■ **Recorded data**:
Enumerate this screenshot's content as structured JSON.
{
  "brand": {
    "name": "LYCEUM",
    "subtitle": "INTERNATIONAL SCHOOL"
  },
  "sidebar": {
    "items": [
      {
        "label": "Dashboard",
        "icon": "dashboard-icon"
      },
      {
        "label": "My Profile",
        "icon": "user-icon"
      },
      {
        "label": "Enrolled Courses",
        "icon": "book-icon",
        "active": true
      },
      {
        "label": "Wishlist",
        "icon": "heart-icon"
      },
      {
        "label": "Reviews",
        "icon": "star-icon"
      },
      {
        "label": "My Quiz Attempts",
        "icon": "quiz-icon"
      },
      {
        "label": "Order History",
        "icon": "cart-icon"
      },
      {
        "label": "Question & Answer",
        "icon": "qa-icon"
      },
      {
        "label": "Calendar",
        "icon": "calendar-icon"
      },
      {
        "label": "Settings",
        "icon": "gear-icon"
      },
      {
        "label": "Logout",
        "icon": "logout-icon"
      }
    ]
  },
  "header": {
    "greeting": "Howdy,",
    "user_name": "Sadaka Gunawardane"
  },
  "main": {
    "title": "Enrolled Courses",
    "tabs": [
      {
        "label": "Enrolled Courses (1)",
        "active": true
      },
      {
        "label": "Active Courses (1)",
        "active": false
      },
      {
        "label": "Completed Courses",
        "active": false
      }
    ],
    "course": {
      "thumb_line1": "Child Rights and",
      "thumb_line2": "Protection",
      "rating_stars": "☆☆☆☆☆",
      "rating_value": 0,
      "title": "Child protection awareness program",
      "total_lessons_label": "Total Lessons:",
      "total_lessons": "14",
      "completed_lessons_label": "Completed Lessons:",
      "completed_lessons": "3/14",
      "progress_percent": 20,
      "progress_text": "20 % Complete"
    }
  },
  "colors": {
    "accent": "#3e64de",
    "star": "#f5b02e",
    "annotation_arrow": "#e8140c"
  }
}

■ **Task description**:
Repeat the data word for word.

■ **Completed task**:
Enumerate this screenshot's content as structured JSON.
{
  "brand": {
    "name": "LYCEUM",
    "subtitle": "INTERNATIONAL SCHOOL"
  },
  "sidebar": {
    "items": [
      {
        "label": "Dashboard",
        "icon": "dashboard-icon"
      },
      {
        "label": "My Profile",
        "icon": "user-icon"
      },
      {
        "label": "Enrolled Courses",
        "icon": "book-icon",
        "active": true
      },
      {
        "label": "Wishlist",
        "icon": "heart-icon"
      },
      {
        "label": "Reviews",
        "icon": "star-icon"
      },
      {
        "label": "My Quiz Attempts",
        "icon": "quiz-icon"
      },
      {
        "label": "Order History",
        "icon": "cart-icon"
      },
      {
        "label": "Question & Answer",
        "icon": "qa-icon"
      },
      {
        "label": "Calendar",
        "icon": "calendar-icon"
      },
      {
        "label": "Settings",
        "icon": "gear-icon"
      },
      {
        "label": "Logout",
        "icon": "logout-icon"
      }
    ]
  },
  "header": {
    "greeting": "Howdy,",
    "user_name": "Sadaka Gunawardane"
  },
  "main": {
    "title": "Enrolled Courses",
    "tabs": [
      {
        "label": "Enrolled Courses (1)",
        "active": true
      },
      {
        "label": "Active Courses (1)",
        "active": false
      },
      {
        "label": "Completed Courses",
        "active": false
      }
    ],
    "course": {
      "thumb_line1": "Child Rights and",
      "thumb_line2": "Protection",
      "rating_stars": "☆☆☆☆☆",
      "rating_value": 0,
      "title": "Child protection awareness program",
      "total_lessons_label": "Total Lessons:",
      "total_lessons": "14",
      "completed_lessons_label": "Completed Lessons:",
      "completed_lessons": "3/14",
      "progress_percent": 20,
      "progress_text": "20 % Complete"
    }
  },
  "colors": {
    "accent": "#3e64de",
    "star": "#f5b02e",
    "annotation_arrow": "#e8140c"
  }
}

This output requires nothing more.